And so, may all we think, say and do be to the praise, honour and glory of God, + Father, Son and Holy Spirit. Amen.

The table remains bare if our words and our actions are not inter-connected (Photograph: Patrick Comerford)

(Revd Canon Professor) Patrick Comerford is Priest-in-Charge, the Rathkeale and Kilnaughtin Group of Parishes. This sermon was prepared for Sunday 5 November 2017.

Collect:

Almighty and eternal God,
you have kindled the flame of love in the hearts of the saints:
Grant to us the same faith and power of love,
that, as we rejoice in their triumphs,
we may be sustained by their example and fellowship;
through Jesus Christ our Lord.

Post Communion Prayer:

Lord of heaven,
in this Eucharist you have brought us near
to an innumerable company of angels
and to the spirits of the saints made perfect.
As in this food of our earthly pilgrimage
we have shared their fellowship,
so may we come to share their joy in heaven;
through Jesus Christ our Lord.

Penitential Kyries, Peace, Preface and Blessing for All Saints-tide:

Penitential Kyries:

Lord, you are gracious and compassionate.
Lord, have mercy.
Lord, have mercy.

You are loving to all,
and your mercy is over all your creation.
Christ, have mercy.
Christ, have mercy.

Your faithful servants bless your name,
and speak of the glory of your kingdom.
Lord, have mercy.
Lord, have mercy.

Introduction to the Peace:

We are fellow citizens with the saints
and the household of God,
through Christ our Lord,
who came and preached peace to those who were far off
and those who were near (Ephesians 2: 19, 17).

The Preface:

In the saints
you have given us an example of godly living,
that rejoicing in their fellowship,
we may run with perseverance the race that is set before us,
and with them receive the unfading crown of glory ...

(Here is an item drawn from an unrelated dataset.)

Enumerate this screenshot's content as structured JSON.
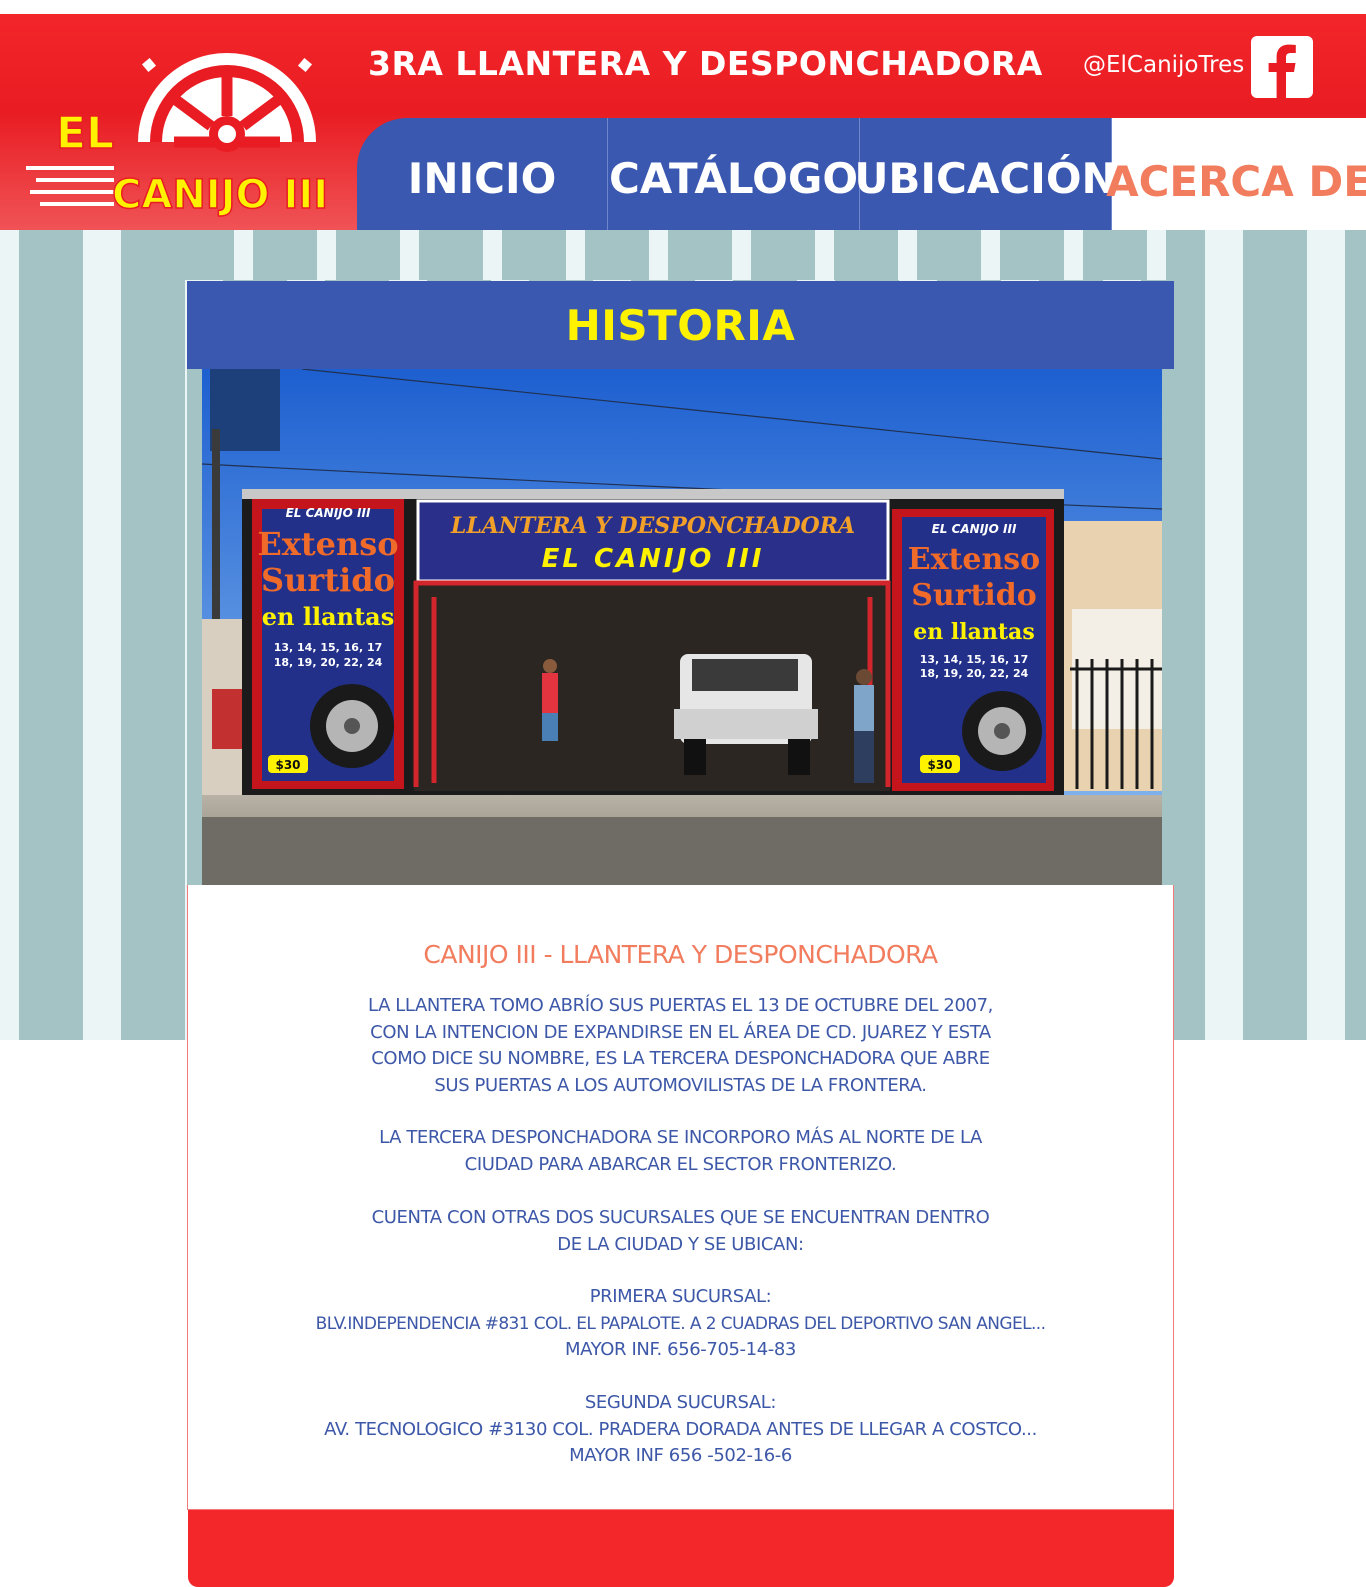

Blessing:

God give you grace
to share the inheritance of all his saints in glory ...

‘They love to have the place of honour at banquets’ (Matthew 23: 6) (Photograph: Patrick Comerford, 2017)